From cytoskeleton to pluripotency: a new mechanism for regulating stem status of the embryonic cells
Researchers from the Laboratory of Molecular Bases of Embryogenesis (Shemyakin-Ovchinnikov Institute of Bioorganic Chemistry RAS), in technical cooperation with colleagues from the Department of Metabolism and Redox Biology (Shemyakin-Ovchinnikov Institute of Bioorganic Chemistry RAS), the Laboratory of Genomics and Epigenomics of Vertebrates in the Federal Center "Fundamentals of Biotechnology" RAS, as well as with colleagues from the Cell Motility Group of the Institute of Protein Research RAS, discovered a previously unknown mechanism of the regulation of the activity of genes that determine the pluripotent status of the embryonic stem cells.
The LIM-domain protein Zyxin plays a central role in the discovered mechanism. It was previously known that the main function of Zyxin in the cell is the regulation of the assembly of actin filaments at the cytoplasmic part of cell contacts. In addition, Zyxin can shuttle into the nucleus, playing the role of a signal transmitter from cell contacts to the genome. This movement of Zyxin into the nucleus is induced, for example, by exposing the cell contacts to mechanical stresses. In this regard, it is assumed that Zyxin plays an especially important role in embryonic development, when it is necessary to coordinate the morphogenetic movements of cells, which generate mechanical stresses in tissues, with gene expression.

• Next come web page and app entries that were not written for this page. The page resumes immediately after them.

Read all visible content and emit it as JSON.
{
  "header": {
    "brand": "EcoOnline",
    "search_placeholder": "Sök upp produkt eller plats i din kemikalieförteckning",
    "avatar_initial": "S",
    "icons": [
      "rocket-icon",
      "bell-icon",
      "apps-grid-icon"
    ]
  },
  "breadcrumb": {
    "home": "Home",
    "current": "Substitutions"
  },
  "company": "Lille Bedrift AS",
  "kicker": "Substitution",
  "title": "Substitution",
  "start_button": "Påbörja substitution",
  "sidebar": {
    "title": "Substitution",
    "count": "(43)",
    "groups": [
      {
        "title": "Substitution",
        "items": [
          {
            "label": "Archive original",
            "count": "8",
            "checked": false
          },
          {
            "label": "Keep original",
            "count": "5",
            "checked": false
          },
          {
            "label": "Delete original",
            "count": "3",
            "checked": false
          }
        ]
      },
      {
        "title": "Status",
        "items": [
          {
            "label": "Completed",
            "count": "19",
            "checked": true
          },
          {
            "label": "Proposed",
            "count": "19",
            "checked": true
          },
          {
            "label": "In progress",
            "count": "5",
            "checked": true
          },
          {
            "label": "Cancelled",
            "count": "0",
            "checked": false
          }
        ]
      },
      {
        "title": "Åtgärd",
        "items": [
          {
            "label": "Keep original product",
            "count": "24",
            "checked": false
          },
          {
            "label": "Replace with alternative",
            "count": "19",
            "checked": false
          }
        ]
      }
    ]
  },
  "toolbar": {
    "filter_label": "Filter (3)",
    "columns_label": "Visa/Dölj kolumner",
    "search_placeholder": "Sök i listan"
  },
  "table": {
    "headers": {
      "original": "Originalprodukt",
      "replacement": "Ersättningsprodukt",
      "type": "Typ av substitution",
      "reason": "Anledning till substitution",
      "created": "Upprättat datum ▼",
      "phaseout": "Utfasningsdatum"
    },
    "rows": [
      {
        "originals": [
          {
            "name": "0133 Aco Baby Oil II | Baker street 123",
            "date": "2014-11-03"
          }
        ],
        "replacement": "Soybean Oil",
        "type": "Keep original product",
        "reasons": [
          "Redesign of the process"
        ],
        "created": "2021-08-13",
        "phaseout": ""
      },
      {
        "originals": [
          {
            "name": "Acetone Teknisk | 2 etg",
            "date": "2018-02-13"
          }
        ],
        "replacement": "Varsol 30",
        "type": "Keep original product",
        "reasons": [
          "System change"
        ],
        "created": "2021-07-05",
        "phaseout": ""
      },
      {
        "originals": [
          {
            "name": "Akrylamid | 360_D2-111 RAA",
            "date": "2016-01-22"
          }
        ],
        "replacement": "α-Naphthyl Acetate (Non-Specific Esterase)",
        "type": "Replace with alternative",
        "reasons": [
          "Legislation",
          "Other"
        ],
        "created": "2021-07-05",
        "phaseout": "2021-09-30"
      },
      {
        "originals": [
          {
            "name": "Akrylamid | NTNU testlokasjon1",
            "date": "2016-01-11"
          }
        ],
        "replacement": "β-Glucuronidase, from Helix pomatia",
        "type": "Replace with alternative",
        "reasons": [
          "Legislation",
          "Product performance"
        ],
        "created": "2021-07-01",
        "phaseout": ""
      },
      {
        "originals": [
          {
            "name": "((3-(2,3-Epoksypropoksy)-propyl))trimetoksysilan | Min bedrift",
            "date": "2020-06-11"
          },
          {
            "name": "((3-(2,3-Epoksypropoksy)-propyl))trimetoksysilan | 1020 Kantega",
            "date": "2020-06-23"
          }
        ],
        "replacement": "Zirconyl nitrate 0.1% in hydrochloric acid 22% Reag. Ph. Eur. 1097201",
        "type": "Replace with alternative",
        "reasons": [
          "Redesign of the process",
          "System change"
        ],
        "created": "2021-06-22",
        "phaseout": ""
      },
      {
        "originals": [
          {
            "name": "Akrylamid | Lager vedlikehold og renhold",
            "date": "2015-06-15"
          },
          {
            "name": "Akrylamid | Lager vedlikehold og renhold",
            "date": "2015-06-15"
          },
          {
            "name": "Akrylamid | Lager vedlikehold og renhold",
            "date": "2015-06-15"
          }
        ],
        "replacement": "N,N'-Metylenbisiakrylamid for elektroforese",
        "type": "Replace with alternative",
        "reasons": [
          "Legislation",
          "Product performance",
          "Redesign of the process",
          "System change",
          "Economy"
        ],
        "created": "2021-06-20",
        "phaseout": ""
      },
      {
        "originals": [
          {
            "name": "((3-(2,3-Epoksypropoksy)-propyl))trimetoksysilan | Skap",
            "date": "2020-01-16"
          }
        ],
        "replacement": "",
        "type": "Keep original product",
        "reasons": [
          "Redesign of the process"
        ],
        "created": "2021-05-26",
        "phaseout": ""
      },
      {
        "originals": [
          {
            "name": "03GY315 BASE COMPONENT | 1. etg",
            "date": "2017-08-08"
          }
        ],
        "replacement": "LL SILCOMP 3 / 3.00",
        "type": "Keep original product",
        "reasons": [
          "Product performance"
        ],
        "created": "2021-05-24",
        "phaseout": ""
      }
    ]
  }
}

The authors of this work have shown that suppression of Zyxin activity in embryos of Xenopus laevis frog decreases the expression of genes regulating cell differentiation, but at the same time enhances the expression of genes responsible for the maintaining of the pluripotent status of the embryonic stem cells. Using the genes of the pou5f3 family as an example (these genes are homologs of OCT4, one of the master genes that determine the status of embryonic stem cells in humans), it was found that an increase in the concentration of pou5f3 mRNAs occurs due to their stabilization as a result of the formation of a complex with the Y-box-mRNA-binding factor Ybx1. However, Zyxin, by binding to Ybx1, prevents the formation of complexes between Ybx1 and pou5f3 mRNA, which accelerates its degradation. A similar effect of Zyxin was revealed with respect to mRNA of other major genes of pluripotency of the embryonic stem cells: Klf4 and Vent1/2 (the amphibian homologs of the well-known mammalian pluripotency gene NANOG). In support of the universality of the discoveried mechanism, similar effects of Zyxin were demonstrated by the authors for mRNA of genes for KLF4, NANOG, and OCT4, on such models as zebrafish embryos and human embryonic kidney cells. All these data indicate that Zyxin plays the role of a switch between stem and differentiated status of embryonic cells. Considering the important role of Zyxin as a regulator of cellular morphogenetic movements, it is logical to assume that the processes of morphogenesis and cell differentiation may be coordinated during embryogenesis using the mechanism discovered by the authors of this article. The article was published in Cell Reports.